Mauritius is the wealthiest country per capita in the region, followed by South Africa and Namibia.
The average per person’s wealth in Mauritius stands at US$34 500, followed by South Africa at US$10 970 and Namibia at US$9 320.
This was stated in the recently released 2022 Africa Wealth Report.
Per capita wealth is a measure of the amount of money earned per person in a nation or geographic region.
The report provides a comprehensive review of the wealth sector in Africa, including trends among high-net-worth individuals (HNWI), the luxury market and the wealth management sector on the continent. It states the tide is swinging in the direction of smaller emerging economies: “The delta in new wealth creation has been strongest in countries such as Mauritius and Rwanda. Key drivers of this trend are the recognition by these economies that they can attract substantial capital if they have the right regulatory framework. This regulatory regime includes preferential terms for capital gains tax and inheritance tax, as well as an environment that allows for ease of doing business”.
Furthermore, the total wealth held in Africa has fallen by 7% over the past decade (2011 to 2021).
Performance was constrained by poor returns in the three largest African markets, namely South Africa, Egypt and Nigeria.
Angola also performed poorly.
It stated that Mauritius was the fastest growing market in Africa during the review period (in percentage growth terms), followed by Rwanda.

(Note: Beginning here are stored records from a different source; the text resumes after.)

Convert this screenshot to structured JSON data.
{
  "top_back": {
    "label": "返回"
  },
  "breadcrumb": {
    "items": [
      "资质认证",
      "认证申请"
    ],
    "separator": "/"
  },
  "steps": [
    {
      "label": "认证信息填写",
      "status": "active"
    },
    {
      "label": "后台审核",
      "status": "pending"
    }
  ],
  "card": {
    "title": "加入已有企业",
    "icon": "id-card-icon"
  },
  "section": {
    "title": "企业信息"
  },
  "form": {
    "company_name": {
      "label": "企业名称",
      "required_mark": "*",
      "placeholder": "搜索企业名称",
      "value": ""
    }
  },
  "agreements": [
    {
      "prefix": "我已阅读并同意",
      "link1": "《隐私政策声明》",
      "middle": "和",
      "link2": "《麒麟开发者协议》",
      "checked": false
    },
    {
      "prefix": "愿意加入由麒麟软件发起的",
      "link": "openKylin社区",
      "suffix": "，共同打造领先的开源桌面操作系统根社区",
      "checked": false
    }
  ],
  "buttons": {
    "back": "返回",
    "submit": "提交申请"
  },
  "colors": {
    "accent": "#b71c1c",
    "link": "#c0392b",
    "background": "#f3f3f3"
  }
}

Ethiopia came in third place.
Also, wealth in Ethiopia grew rapidly until 2019 but has struggled over the past two years (2020 and 2021).
Meanwhile, although some gains have been made in fighting income inequality in Namibia, the 11-member Business Rescue Task Force (BRTF) recently stated a lot of work remains to be done in this regard.
The task force stated the impact of the pandemic has been particularly damaging to the previously disadvantaged population, and the poverty rate hit an all-time low in 2019 due to recurring drought, falling commodity prices and curtailed government spending.
As a result, income inequality continues on an upward trend in Namibia.
As is the case with many countries in Africa, the BRTF said Namibia’s income inequality is rooted in the economic structure in which a few high-income sectors generate significant wealth, but only for a small number of people.
These statements came as the task force presented the final report to President Hage Geingob this month, with recommendations and amendments to legislation to save businesses from financial distress.
Commenting on the ranking, local economist Omu Kakujaha-Matundu said government should indeed be concerned about the high levels of inequality, poverty and unemployment.
“Government should address apartheid colonial legacy, and the inequality and poverty perpetuated by the adoption of a neo-liberal capitalist system by the independent Namibia,” said Kakujaha-Matundu.